English pop starlet Cheryl Cole has been making a lot of stateside headlines lately — she’s been romantically linked to Dancing With the Stars pro Derek Hough, was selected as a judge (alongside music moguls Simon Cowell and Antonio “L.A.” Reid) on FOX’s upcoming American version of singing competition The X Factor, and has been slated to receive the Glee treatment due to creator Ryan Murphy’s obsession with her single, “Parachute.” But who is the beauty who has been called “Britain’s sweetheart”?

Cheryl Cole, born Cheryl Tweedy and affectionately christened “Chezza” by the British media, first rose to fame as a member of pop supergroup Girls Aloud, who were themselves formed on the reality series Popstars: The Rivals. But unlike their more forgettable reality-group counterparts, Girls Aloud captivated English audiences with their genre-busting, futuristic pop. Their debut single, “Sound of the Underground,” drew upon surf rock, drum & bass, and house music, and future singles like “No Good Advice”, “Biology,” and “Call the Shots” were equally well-received by critics and audiences alike. Acclaimed music journalist Peter Robinson wrote that “Call the Shots” was “the greatest song of the 21st century,” and their greatest hits compilation, The Sound of Girls Aloud, even received a rare 8.5 rating from American indie rock bible Pitchfork, who called their songs “patchwork assemblages of the best bits of a hundred fantasy pop songs, smoothly and effortlessly changing gears at a moment's notice.”

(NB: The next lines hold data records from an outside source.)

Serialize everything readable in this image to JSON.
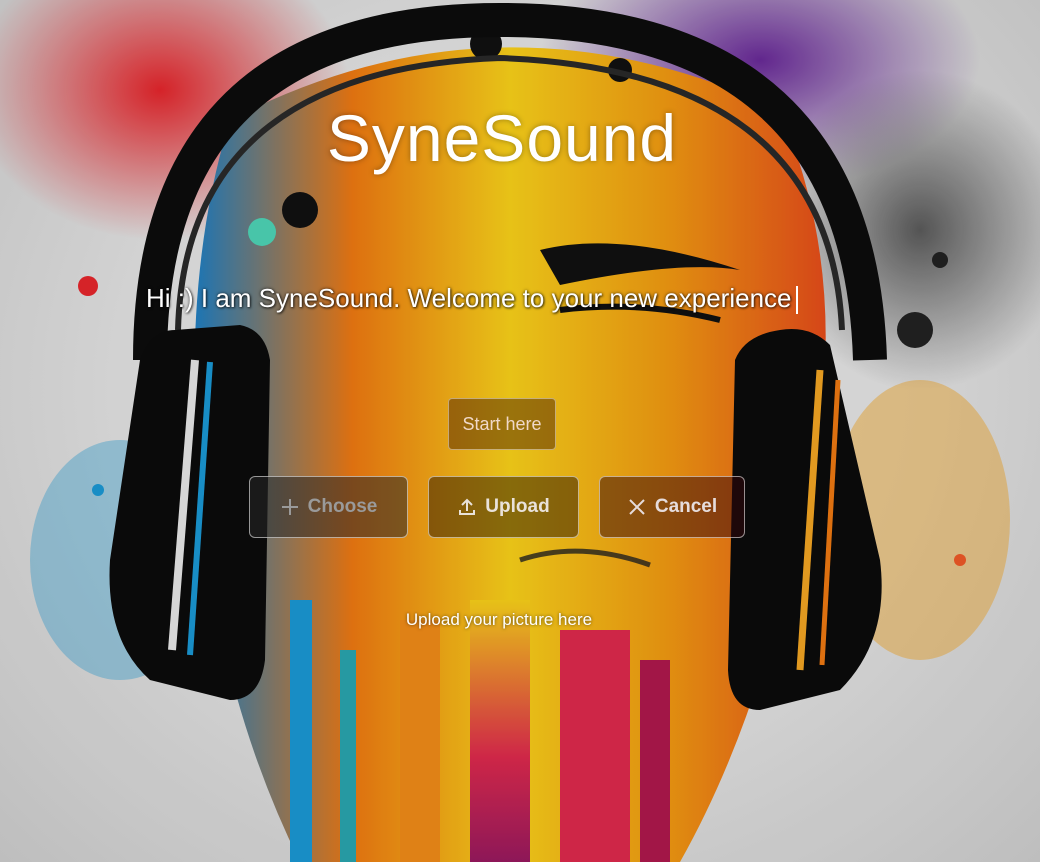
{
  "app": {
    "title": "SyneSound",
    "welcome_message": "Hi :) I am SyneSound. Welcome to your new experience"
  },
  "actions": {
    "start_label": "Start here",
    "choose_label": "Choose",
    "upload_label": "Upload",
    "cancel_label": "Cancel"
  },
  "upload_hint": "Upload your picture here",
  "icons": {
    "choose": "plus-icon",
    "upload": "upload-icon",
    "cancel": "close-icon"
  },
  "colors": {
    "title_text": "#ffffff",
    "background_light": "#e8e8e8",
    "headphones": "#0d0d0d"
  }
}
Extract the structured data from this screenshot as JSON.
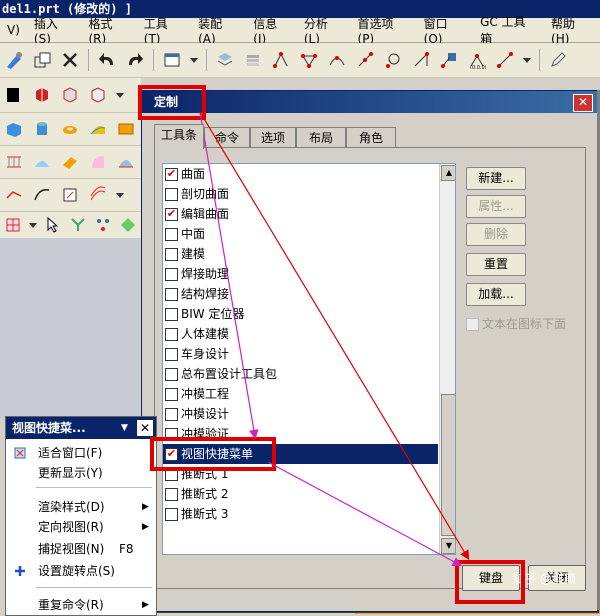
{
  "window": {
    "title": "del1.prt  (修改的) ]"
  },
  "menu": [
    "V)",
    "插入(S)",
    "格式(R)",
    "工具(T)",
    "装配(A)",
    "信息(I)",
    "分析(L)",
    "首选项(P)",
    "窗口(O)",
    "GC 工具箱",
    "帮助(H)"
  ],
  "dialog": {
    "title": "定制",
    "close_label": "✕",
    "tabs": [
      "工具条",
      "命令",
      "选项",
      "布局",
      "角色"
    ],
    "items": [
      {
        "label": "曲面",
        "checked": true
      },
      {
        "label": "剖切曲面",
        "checked": false
      },
      {
        "label": "编辑曲面",
        "checked": true
      },
      {
        "label": "中面",
        "checked": false
      },
      {
        "label": "建模",
        "checked": false
      },
      {
        "label": "焊接助理",
        "checked": false
      },
      {
        "label": "结构焊接",
        "checked": false
      },
      {
        "label": "BIW 定位器",
        "checked": false
      },
      {
        "label": "人体建模",
        "checked": false
      },
      {
        "label": "车身设计",
        "checked": false
      },
      {
        "label": "总布置设计工具包",
        "checked": false
      },
      {
        "label": "冲模工程",
        "checked": false
      },
      {
        "label": "冲模设计",
        "checked": false
      },
      {
        "label": "冲模验证",
        "checked": false
      },
      {
        "label": "视图快捷菜单",
        "checked": true,
        "selected": true
      },
      {
        "label": "推断式 1",
        "checked": false
      },
      {
        "label": "推断式 2",
        "checked": false
      },
      {
        "label": "推断式 3",
        "checked": false
      }
    ],
    "buttons": {
      "new": "新建...",
      "properties": "属性...",
      "delete": "删除",
      "reset": "重置",
      "load": "加载..."
    },
    "text_below_icon": "文本在图标下面",
    "build": "键盘",
    "close": "关闭"
  },
  "popup": {
    "title": "视图快捷菜...",
    "close_label": "✕",
    "items": [
      {
        "label": "适合窗口(F)",
        "shortcut": "",
        "arrow": false,
        "icon": "fit-icon"
      },
      {
        "label": "更新显示(Y)",
        "shortcut": "",
        "arrow": false,
        "icon": ""
      },
      {
        "label": "渲染样式(D)",
        "shortcut": "",
        "arrow": true,
        "icon": ""
      },
      {
        "label": "定向视图(R)",
        "shortcut": "",
        "arrow": true,
        "icon": ""
      },
      {
        "label": "捕捉视图(N)",
        "shortcut": "F8",
        "arrow": false,
        "icon": ""
      },
      {
        "label": "设置旋转点(S)",
        "shortcut": "",
        "arrow": false,
        "icon": "plus-icon"
      },
      {
        "label": "重复命令(R)",
        "shortcut": "",
        "arrow": true,
        "icon": ""
      }
    ]
  },
  "watermark": "知乎 @科颜",
  "colors": {
    "highlight": "#e00000",
    "arrow": "#d020c0",
    "selection": "#0a246a"
  }
}
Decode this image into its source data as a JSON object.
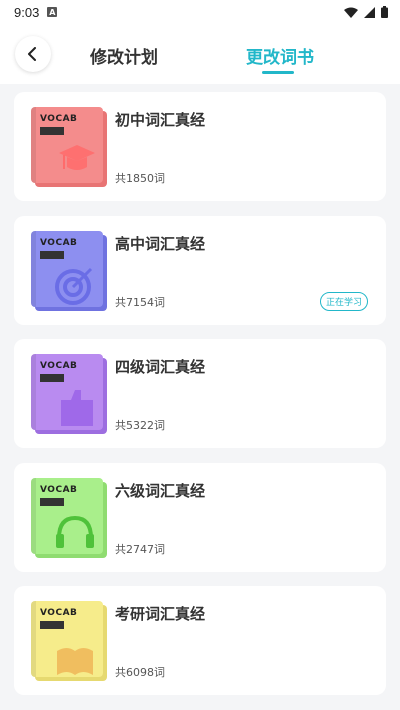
{
  "status_bar": {
    "time": "9:03",
    "notif_icon": "A"
  },
  "header": {
    "tabs": [
      {
        "label": "修改计划"
      },
      {
        "label": "更改词书"
      }
    ],
    "active_tab": 1,
    "accent_color": "#22b7c9"
  },
  "cover_text": "VOCAB",
  "books": [
    {
      "title": "初中词汇真经",
      "count": "共1850词",
      "color": "#f48c8c",
      "shadow": "#e87474",
      "art": "mortarboard-icon"
    },
    {
      "title": "高中词汇真经",
      "count": "共7154词",
      "color": "#8d8ff0",
      "shadow": "#6f72e0",
      "art": "target-icon",
      "badge": "正在学习"
    },
    {
      "title": "四级词汇真经",
      "count": "共5322词",
      "color": "#b98bf0",
      "shadow": "#9d6ee0",
      "art": "thumbs-up-icon"
    },
    {
      "title": "六级词汇真经",
      "count": "共2747词",
      "color": "#a9ef8b",
      "shadow": "#8fdc70",
      "art": "headphones-icon"
    },
    {
      "title": "考研词汇真经",
      "count": "共6098词",
      "color": "#f6ec8b",
      "shadow": "#e6d970",
      "art": "book-icon"
    }
  ]
}
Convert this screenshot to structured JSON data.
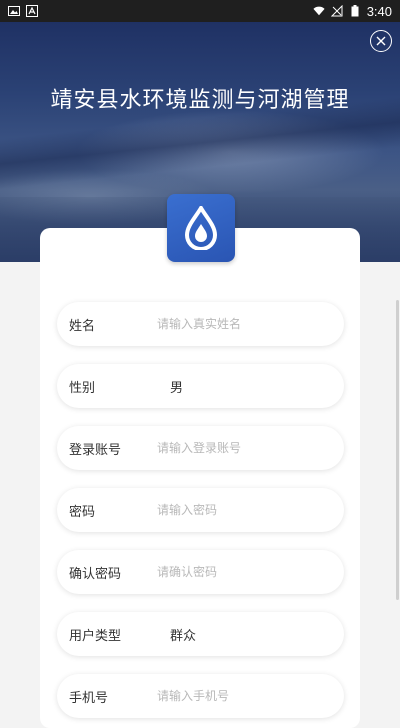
{
  "status_bar": {
    "time": "3:40",
    "left_icons": [
      "image-icon",
      "text-icon"
    ],
    "right_icons": [
      "wifi-icon",
      "signal-icon",
      "battery-icon"
    ]
  },
  "header": {
    "title": "靖安县水环境监测与河湖管理"
  },
  "form": {
    "fields": [
      {
        "label": "姓名",
        "placeholder": "请输入真实姓名",
        "value": ""
      },
      {
        "label": "性别",
        "placeholder": "",
        "value": "男"
      },
      {
        "label": "登录账号",
        "placeholder": "请输入登录账号",
        "value": ""
      },
      {
        "label": "密码",
        "placeholder": "请输入密码",
        "value": ""
      },
      {
        "label": "确认密码",
        "placeholder": "请确认密码",
        "value": ""
      },
      {
        "label": "用户类型",
        "placeholder": "",
        "value": "群众"
      },
      {
        "label": "手机号",
        "placeholder": "请输入手机号",
        "value": ""
      }
    ]
  },
  "colors": {
    "accent": "#2f5fbf",
    "background": "#f3f3f3",
    "hero": "#2b4275"
  }
}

But Cheryl’s personal life was even more fascinating to the international press. In 2003, she made headlines following an altercation with a nightclub employee, at whom Cheryl allegedly yelled ethnic slurs. (Cheryl denied using racially abusive language; although she was eventually convicted of “assault occasioning actual bodily harm,” she was cleared of racially aggravated assault.) In 2006, she married English footballer Ashley Cole, and the couple quickly became tabloid staples.

But their public image was tarnished by rumors of infidelity that persisted over the next several years, culminating in 2010, when several women sold their stories to the press, alleging that they’d had extramarital affairs with Ashley Cole. In February 2010, Cheryl and Ashley announced that they were separating — for good.

Personally, things only continued to worsen for Cheryl, after she contracted a severe case of malaria during a trip to Africa and was hospitalized in the summer of 2010.

Meanwhile, Cheryl had been hard at work on her solo efforts after Girls Aloud went on hiatus in 2008. Her first studio album, 3 Words, released in late 2009, was produced by hitmakers like Black Eyed Peas's will.i.am, and included the #1 hit “Fight For This Love.” Cheryl’s sophomore effort, 2010’s Messy Little Raindrops, was equally successful, debuting at #1 on the UK charts and featuring the dance hit “Promise This,” which the tabloids suggested was about Derek Hough nursing Cheryl back to health following her bout with malaria. (Given that she didn’t write it, this was probably a stretch.)

Now, with Cheryl set to conquer this side of the pond, it’s likely that we’ll be hearing a lot more about Britain’s sweetheart, although concerns have already been raised about her thick Geordie accent. (“Geordie” is a nickname for natives of the Tyneside region of northeastern England; incidentally, the area plays host to MTV’s British Jersey Shore spinoff, Geordie Shore.) For now, it remains to be seen whether Cheryl will have the same success with American viewers that she’s had in the UK, capturing the country’s hearts and headlines.